## EXTRACTED RECORDS
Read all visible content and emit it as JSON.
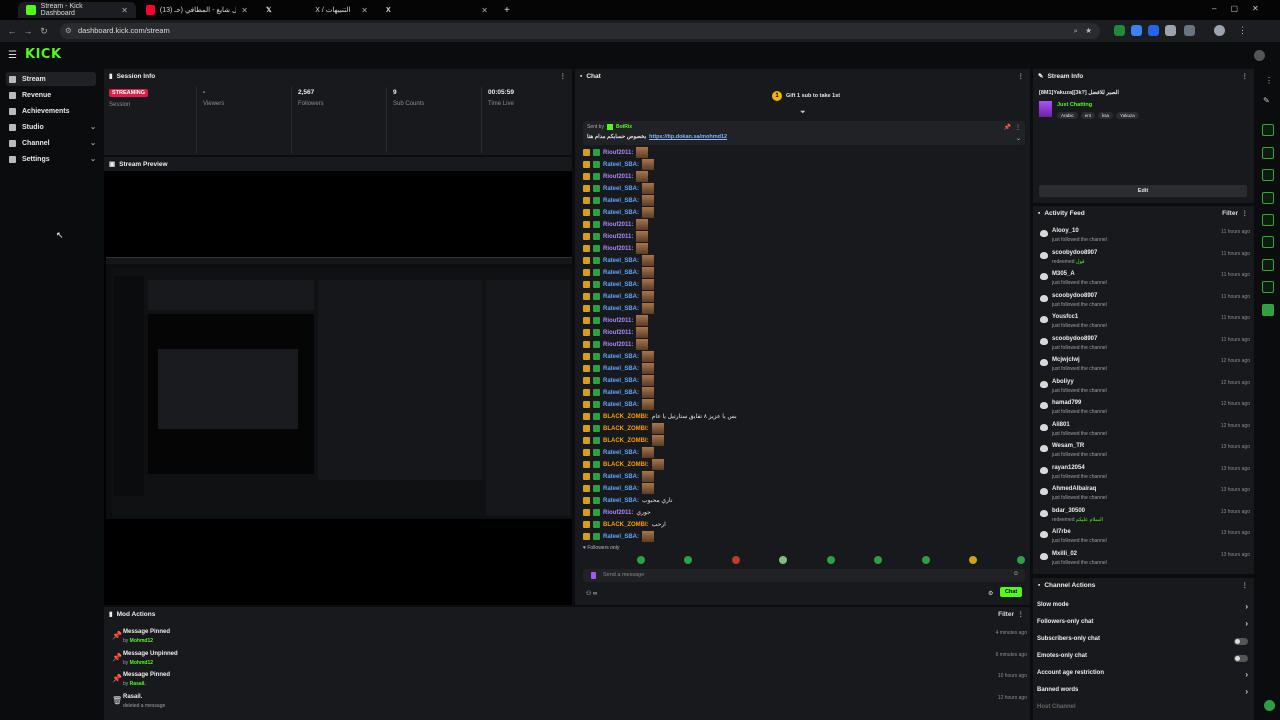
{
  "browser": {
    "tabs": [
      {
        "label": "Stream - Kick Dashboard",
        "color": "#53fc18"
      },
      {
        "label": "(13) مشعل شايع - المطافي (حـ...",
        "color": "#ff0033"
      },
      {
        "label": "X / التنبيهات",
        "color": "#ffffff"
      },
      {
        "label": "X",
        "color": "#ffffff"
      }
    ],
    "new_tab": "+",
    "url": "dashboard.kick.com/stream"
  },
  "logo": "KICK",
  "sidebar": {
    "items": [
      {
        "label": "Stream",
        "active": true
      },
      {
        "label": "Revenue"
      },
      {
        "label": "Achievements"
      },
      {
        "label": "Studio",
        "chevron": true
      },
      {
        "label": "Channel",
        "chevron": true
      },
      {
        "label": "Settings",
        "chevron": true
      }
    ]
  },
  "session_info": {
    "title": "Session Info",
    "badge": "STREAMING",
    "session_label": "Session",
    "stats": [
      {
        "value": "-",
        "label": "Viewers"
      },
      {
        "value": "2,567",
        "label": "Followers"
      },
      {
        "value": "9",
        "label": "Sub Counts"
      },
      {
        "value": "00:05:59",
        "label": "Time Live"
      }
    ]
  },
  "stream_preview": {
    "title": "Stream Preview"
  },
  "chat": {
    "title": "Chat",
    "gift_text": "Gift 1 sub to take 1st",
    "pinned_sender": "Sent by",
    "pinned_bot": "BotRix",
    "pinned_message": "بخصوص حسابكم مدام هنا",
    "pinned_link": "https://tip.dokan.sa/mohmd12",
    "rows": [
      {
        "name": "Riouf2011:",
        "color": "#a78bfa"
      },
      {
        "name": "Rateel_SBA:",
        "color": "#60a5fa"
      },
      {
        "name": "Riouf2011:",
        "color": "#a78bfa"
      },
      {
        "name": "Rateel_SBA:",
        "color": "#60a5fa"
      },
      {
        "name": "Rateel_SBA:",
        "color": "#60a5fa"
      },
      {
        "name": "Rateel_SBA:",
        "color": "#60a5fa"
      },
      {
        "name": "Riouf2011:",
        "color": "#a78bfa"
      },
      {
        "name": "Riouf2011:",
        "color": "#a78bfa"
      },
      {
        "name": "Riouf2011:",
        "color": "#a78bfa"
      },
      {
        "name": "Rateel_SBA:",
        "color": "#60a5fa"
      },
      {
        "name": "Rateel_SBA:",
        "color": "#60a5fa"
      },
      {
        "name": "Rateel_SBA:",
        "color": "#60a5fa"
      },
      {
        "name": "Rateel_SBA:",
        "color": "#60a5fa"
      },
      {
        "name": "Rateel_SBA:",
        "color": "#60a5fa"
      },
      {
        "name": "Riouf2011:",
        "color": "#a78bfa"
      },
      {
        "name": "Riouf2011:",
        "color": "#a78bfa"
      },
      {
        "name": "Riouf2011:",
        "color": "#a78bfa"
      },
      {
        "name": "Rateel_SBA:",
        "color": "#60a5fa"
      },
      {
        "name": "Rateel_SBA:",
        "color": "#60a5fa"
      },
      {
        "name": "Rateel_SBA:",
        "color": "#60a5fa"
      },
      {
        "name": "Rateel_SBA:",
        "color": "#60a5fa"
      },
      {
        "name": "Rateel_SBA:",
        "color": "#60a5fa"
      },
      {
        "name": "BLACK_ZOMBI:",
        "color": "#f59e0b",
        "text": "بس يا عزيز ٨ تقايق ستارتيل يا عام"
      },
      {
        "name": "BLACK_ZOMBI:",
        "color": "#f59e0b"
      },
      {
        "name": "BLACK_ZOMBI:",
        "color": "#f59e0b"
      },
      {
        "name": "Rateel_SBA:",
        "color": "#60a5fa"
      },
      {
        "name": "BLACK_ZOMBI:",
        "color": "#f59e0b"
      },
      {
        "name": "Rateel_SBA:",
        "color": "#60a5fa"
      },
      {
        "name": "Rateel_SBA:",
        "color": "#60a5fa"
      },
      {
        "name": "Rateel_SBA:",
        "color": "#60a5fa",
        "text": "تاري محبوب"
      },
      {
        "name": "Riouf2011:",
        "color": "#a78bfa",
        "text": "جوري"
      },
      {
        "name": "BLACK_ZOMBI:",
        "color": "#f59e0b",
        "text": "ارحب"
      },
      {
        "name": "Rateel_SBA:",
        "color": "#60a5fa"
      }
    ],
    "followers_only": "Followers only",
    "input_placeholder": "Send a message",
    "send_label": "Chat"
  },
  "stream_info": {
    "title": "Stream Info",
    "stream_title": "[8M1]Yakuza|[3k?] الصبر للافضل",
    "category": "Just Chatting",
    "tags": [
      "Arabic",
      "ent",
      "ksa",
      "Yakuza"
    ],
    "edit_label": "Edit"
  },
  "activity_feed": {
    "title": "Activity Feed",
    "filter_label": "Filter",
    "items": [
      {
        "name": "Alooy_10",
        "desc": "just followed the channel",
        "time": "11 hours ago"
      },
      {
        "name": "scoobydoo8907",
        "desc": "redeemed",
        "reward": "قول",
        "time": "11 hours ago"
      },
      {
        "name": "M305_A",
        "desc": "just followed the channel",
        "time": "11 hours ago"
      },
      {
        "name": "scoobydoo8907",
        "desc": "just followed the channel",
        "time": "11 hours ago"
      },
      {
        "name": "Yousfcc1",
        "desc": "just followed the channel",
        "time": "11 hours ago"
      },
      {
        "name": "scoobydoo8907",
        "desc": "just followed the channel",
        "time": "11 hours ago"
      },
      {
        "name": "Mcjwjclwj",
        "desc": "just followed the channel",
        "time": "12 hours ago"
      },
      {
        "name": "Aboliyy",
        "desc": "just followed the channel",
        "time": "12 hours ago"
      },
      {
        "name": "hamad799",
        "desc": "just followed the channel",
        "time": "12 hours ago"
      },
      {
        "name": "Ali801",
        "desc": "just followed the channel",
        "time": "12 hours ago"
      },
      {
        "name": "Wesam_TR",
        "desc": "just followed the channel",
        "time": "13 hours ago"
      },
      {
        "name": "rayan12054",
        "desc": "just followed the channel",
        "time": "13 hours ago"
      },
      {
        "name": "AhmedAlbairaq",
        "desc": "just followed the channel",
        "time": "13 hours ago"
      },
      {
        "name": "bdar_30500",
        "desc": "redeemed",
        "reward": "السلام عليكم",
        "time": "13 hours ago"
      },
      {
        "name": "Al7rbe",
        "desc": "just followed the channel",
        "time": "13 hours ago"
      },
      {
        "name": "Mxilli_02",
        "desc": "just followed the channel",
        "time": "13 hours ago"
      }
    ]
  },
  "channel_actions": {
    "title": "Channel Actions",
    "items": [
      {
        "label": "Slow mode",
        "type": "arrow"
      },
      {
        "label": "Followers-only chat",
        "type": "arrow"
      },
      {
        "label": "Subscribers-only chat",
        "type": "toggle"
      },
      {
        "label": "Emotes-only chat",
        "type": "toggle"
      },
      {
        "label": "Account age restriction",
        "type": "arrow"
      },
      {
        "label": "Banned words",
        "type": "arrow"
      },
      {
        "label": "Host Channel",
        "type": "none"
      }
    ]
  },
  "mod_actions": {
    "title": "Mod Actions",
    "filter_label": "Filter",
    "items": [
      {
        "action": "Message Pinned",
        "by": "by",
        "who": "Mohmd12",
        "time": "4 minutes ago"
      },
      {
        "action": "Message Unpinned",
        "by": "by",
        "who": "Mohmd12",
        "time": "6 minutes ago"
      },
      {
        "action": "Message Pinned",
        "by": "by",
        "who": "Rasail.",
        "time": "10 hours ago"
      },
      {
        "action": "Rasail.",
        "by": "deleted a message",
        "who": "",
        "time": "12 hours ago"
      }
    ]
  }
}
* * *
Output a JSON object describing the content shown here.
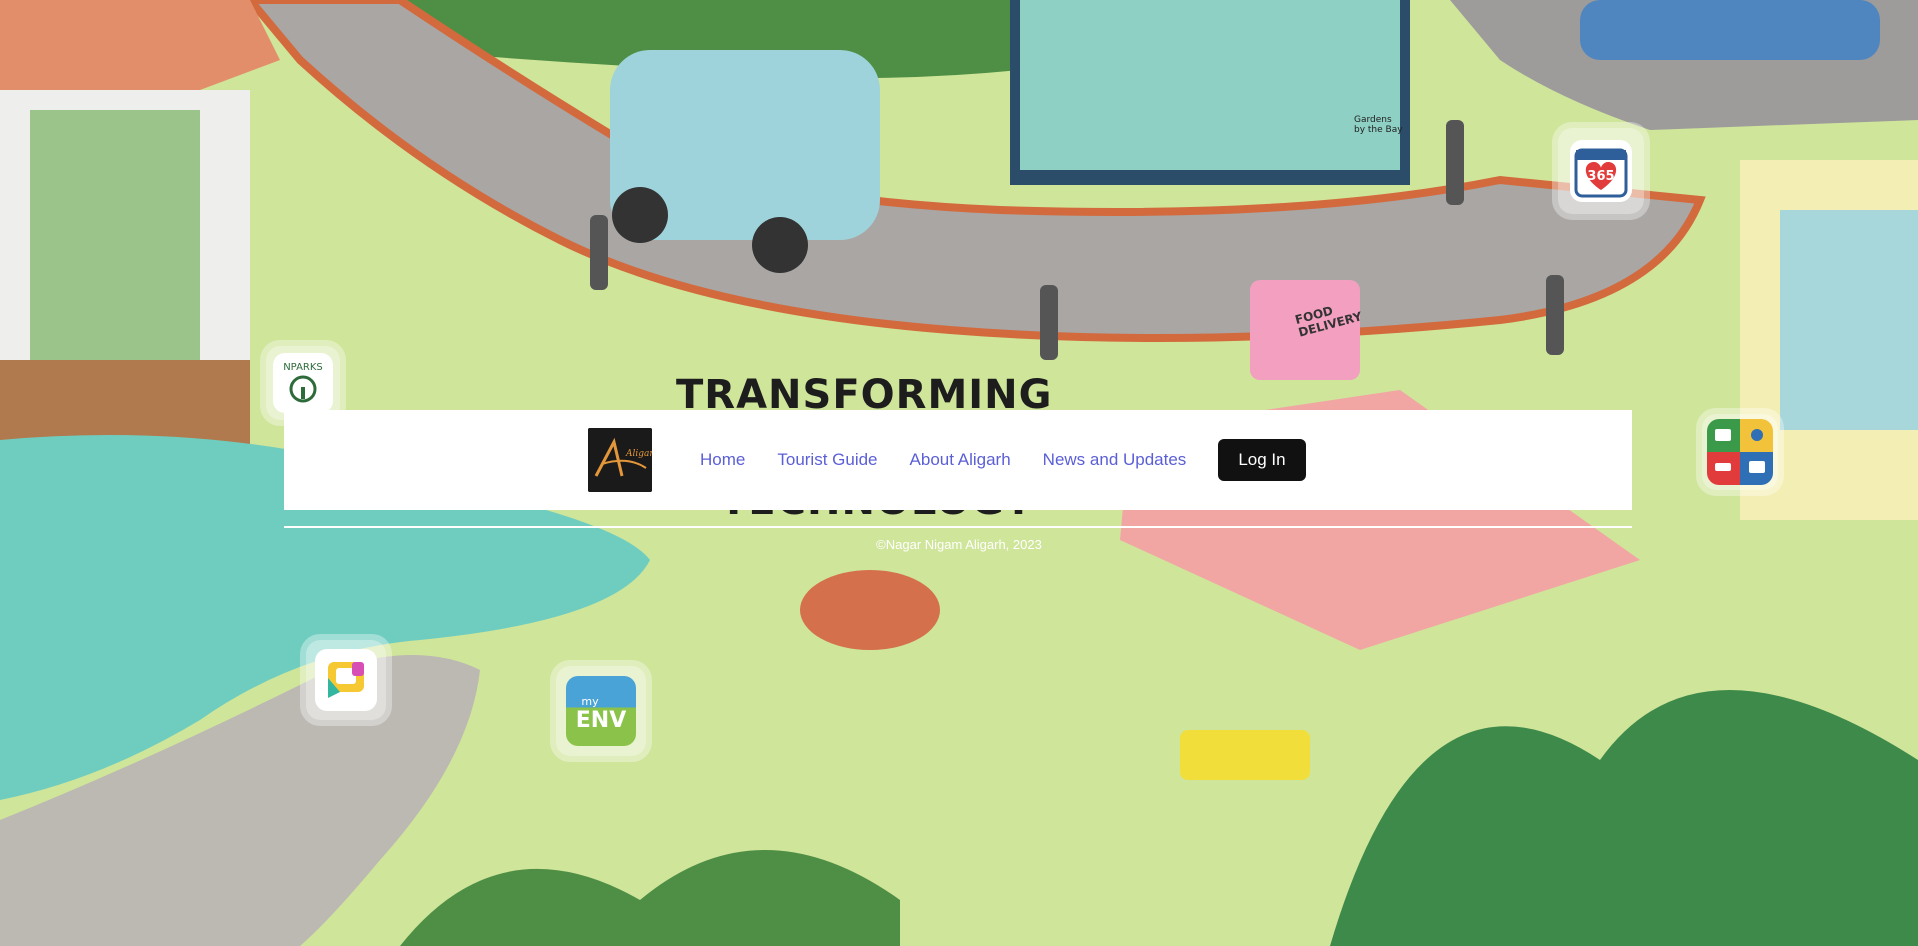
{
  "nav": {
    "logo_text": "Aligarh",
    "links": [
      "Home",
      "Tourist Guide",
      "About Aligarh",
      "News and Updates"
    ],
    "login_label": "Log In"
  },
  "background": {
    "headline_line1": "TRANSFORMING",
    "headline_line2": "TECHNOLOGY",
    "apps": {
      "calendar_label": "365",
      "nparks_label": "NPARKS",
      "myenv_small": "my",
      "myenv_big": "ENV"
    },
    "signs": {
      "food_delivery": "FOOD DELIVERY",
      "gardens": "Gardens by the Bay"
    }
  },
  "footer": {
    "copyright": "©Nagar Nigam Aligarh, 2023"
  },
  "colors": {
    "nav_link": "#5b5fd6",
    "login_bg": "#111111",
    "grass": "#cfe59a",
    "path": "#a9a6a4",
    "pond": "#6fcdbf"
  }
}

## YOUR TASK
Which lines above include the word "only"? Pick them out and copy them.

## REPLY TO THE EXERCISE
    "followers_only": "Followers only",
        "label": "Followers-only chat",
        "label": "Subscribers-only chat",
        "label": "Emotes-only chat",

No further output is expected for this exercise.